* Goal of the exercise:
Look through the material and copy each line holding "JSON".

* Data for processing:
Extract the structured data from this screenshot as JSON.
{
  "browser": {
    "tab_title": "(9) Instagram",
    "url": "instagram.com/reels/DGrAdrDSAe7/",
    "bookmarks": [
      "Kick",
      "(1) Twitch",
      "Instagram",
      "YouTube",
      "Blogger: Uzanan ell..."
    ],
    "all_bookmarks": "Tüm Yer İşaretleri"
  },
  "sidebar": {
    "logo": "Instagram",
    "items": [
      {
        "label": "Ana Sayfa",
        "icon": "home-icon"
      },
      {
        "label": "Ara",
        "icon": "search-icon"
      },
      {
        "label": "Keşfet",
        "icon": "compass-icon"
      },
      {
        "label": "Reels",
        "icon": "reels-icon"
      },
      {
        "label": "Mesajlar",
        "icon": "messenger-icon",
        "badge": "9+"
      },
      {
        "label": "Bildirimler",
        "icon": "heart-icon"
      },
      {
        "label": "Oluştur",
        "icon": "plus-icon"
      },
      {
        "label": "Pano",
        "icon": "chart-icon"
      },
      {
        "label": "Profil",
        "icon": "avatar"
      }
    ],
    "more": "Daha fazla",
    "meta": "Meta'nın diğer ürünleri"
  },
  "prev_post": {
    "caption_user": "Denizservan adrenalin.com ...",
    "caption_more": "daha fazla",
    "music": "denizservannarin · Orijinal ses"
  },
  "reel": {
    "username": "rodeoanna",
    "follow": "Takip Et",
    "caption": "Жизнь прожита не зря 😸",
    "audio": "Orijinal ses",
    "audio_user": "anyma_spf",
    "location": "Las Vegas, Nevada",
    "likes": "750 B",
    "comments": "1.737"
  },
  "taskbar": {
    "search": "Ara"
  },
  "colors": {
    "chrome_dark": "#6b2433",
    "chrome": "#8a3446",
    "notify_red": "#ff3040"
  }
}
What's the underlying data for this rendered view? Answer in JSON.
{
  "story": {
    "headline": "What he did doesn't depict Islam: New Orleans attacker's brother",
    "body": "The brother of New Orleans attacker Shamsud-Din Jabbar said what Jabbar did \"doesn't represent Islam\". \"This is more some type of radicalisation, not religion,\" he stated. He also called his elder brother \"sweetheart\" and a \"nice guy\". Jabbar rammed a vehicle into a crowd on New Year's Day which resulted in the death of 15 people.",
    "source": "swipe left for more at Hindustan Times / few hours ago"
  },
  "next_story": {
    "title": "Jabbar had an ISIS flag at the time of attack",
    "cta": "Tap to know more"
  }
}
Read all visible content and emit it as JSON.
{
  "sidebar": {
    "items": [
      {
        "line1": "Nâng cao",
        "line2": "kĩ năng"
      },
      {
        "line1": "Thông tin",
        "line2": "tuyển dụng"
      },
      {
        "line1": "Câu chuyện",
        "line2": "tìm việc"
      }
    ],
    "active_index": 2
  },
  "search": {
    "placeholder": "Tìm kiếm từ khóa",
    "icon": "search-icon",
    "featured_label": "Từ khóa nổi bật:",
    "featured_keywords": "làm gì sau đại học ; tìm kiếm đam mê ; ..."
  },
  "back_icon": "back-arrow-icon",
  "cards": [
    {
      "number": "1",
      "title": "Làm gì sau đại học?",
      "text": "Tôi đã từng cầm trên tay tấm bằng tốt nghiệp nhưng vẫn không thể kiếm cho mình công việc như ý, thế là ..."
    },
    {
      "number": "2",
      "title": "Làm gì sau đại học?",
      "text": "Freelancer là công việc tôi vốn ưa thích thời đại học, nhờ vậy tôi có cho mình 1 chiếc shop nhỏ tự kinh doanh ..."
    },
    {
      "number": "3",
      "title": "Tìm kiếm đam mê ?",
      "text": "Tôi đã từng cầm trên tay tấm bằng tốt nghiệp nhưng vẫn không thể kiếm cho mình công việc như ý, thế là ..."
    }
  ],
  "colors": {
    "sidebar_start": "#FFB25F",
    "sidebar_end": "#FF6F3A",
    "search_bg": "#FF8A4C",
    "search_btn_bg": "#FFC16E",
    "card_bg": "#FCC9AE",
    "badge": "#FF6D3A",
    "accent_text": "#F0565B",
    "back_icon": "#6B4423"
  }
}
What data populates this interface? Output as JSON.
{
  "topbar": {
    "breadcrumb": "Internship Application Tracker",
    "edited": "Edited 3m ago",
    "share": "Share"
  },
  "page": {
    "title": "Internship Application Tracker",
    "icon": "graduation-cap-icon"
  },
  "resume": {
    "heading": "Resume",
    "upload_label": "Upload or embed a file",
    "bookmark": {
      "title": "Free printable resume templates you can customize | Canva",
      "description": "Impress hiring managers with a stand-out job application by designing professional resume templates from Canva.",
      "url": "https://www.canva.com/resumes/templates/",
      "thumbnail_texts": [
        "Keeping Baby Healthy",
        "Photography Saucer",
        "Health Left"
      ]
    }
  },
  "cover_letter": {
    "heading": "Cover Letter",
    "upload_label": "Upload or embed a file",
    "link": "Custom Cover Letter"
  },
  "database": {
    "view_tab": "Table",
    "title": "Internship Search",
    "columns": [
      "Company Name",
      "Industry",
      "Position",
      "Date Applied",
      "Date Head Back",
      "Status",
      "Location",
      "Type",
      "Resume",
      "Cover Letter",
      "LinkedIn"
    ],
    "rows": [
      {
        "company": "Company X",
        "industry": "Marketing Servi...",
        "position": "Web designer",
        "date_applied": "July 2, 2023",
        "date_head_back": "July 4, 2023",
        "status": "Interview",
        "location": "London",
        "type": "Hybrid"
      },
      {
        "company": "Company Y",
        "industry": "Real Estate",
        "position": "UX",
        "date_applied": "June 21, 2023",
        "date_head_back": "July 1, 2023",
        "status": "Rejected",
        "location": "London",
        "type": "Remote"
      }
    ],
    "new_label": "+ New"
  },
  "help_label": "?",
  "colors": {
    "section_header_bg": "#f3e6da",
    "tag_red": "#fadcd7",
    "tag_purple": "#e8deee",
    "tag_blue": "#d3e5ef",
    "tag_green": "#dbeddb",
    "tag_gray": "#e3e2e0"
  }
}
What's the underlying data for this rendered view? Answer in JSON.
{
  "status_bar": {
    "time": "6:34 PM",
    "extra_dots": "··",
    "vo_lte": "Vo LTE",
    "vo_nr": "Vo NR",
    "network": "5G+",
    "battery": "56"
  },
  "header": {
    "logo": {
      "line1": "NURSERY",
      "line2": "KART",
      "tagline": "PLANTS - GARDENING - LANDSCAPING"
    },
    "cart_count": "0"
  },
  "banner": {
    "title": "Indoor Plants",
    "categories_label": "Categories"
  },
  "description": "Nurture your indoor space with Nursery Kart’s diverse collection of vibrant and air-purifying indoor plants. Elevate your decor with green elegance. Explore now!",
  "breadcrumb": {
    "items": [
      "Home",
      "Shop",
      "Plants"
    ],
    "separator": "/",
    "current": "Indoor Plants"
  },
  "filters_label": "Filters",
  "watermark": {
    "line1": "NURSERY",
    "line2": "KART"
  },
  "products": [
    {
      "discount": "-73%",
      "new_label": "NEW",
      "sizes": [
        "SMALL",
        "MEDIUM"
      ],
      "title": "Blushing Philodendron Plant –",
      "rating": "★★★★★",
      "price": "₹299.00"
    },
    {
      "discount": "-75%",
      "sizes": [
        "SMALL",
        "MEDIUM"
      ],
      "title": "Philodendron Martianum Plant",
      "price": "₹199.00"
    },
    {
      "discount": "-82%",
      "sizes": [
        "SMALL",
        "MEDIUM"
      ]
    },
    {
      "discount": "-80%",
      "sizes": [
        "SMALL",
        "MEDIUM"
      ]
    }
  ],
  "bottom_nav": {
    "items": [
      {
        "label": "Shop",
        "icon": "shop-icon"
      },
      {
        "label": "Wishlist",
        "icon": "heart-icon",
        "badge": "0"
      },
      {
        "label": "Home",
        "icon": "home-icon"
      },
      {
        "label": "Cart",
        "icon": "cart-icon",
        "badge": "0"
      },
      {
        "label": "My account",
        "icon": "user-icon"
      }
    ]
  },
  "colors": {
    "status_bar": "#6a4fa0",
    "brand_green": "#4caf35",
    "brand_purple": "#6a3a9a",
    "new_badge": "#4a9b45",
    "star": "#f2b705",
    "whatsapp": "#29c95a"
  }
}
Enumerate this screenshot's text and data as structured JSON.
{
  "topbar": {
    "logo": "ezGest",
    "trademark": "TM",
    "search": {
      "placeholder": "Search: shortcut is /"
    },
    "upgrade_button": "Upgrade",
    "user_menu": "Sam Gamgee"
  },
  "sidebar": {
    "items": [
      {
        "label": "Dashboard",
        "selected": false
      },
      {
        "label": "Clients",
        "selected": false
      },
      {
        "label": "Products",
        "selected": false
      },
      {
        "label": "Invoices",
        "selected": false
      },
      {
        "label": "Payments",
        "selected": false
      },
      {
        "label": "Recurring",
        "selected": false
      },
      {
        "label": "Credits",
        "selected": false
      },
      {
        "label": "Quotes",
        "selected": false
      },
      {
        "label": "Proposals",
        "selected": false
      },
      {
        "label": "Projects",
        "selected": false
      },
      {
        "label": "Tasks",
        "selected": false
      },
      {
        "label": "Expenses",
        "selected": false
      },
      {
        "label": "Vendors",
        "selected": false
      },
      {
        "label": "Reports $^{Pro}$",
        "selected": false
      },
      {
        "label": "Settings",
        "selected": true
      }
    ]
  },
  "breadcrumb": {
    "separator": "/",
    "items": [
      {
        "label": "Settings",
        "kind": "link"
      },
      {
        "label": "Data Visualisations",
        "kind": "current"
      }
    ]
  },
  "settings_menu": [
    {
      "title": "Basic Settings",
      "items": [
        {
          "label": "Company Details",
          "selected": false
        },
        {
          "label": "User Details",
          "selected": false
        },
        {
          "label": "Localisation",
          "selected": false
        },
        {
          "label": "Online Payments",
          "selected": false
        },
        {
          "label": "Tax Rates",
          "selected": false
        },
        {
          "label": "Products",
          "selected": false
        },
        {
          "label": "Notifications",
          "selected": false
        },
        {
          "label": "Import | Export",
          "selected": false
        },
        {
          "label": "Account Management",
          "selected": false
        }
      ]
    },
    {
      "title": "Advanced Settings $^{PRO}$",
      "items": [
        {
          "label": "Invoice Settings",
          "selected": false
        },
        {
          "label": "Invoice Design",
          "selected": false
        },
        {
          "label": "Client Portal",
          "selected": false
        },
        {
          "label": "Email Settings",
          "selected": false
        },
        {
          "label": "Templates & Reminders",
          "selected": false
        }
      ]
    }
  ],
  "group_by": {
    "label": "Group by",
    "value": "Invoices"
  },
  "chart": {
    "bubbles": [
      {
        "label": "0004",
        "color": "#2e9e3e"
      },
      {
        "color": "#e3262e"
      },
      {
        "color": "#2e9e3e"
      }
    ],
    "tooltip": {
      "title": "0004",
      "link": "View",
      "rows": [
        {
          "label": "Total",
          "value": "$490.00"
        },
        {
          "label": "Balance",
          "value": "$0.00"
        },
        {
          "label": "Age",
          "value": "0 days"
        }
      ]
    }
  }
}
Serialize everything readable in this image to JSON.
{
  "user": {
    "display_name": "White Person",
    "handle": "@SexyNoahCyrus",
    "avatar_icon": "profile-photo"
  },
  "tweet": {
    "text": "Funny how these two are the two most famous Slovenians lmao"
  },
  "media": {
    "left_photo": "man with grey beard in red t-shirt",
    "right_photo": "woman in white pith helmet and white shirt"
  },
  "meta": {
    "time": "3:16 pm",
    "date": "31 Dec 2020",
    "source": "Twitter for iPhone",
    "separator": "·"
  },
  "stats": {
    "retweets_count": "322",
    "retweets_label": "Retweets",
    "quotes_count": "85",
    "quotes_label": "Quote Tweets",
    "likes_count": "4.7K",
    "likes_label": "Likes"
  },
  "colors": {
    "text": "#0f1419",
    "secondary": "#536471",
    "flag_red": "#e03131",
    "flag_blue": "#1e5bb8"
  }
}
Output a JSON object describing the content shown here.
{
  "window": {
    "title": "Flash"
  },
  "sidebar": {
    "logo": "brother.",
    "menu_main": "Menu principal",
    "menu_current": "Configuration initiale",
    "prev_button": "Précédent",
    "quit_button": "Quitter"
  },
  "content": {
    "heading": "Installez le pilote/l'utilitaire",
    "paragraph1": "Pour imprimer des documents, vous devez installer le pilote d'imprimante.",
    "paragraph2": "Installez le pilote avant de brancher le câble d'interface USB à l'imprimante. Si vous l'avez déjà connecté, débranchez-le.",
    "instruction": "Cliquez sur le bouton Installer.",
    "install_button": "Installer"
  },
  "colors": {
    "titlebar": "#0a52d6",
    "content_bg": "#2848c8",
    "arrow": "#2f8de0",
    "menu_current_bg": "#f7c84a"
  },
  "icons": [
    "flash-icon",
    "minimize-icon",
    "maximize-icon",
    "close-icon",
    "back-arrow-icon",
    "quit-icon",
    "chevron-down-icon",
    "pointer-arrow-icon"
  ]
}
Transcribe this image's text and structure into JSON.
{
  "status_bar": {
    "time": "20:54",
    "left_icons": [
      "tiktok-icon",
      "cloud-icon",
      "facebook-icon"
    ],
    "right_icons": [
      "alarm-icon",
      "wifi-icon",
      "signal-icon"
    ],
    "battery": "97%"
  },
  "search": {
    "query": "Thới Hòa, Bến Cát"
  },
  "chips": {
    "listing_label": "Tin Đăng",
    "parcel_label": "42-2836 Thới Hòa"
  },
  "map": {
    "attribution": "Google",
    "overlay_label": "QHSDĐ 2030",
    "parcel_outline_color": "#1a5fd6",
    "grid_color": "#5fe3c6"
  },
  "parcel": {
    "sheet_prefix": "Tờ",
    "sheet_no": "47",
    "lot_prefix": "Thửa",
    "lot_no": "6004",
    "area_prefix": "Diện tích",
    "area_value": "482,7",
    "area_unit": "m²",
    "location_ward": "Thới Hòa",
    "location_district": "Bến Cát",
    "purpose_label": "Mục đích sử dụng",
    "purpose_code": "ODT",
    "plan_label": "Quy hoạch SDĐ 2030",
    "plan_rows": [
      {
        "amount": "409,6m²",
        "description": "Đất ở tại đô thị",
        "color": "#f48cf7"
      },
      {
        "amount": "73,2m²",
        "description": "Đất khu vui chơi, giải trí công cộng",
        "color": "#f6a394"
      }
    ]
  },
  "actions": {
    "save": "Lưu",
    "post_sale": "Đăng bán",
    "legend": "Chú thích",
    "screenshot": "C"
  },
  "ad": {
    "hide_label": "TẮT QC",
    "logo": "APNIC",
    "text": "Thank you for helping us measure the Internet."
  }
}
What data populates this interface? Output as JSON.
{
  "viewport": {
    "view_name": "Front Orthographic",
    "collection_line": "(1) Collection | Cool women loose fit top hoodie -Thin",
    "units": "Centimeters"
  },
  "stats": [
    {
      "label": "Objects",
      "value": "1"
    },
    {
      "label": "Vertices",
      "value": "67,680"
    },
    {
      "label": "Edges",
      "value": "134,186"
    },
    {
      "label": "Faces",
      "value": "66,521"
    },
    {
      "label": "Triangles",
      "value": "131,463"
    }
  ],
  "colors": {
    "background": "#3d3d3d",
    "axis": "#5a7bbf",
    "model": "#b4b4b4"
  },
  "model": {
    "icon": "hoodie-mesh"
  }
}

* Answer section:
Extract the structured data from this screenshot as JSON.
What's the underlying data for this rendered view? Answer in JSON.
Read all visible content and emit it as JSON.
What data populates this interface? Output as JSON.
What's the underlying data for this rendered view? Answer in JSON.
Enumerate this screenshot's text and data as structured JSON.
Serialize everything readable in this image to JSON.
Output a JSON object describing the content shown here.
Transcribe this image's text and structure into JSON.
What data populates this interface? Output as JSON.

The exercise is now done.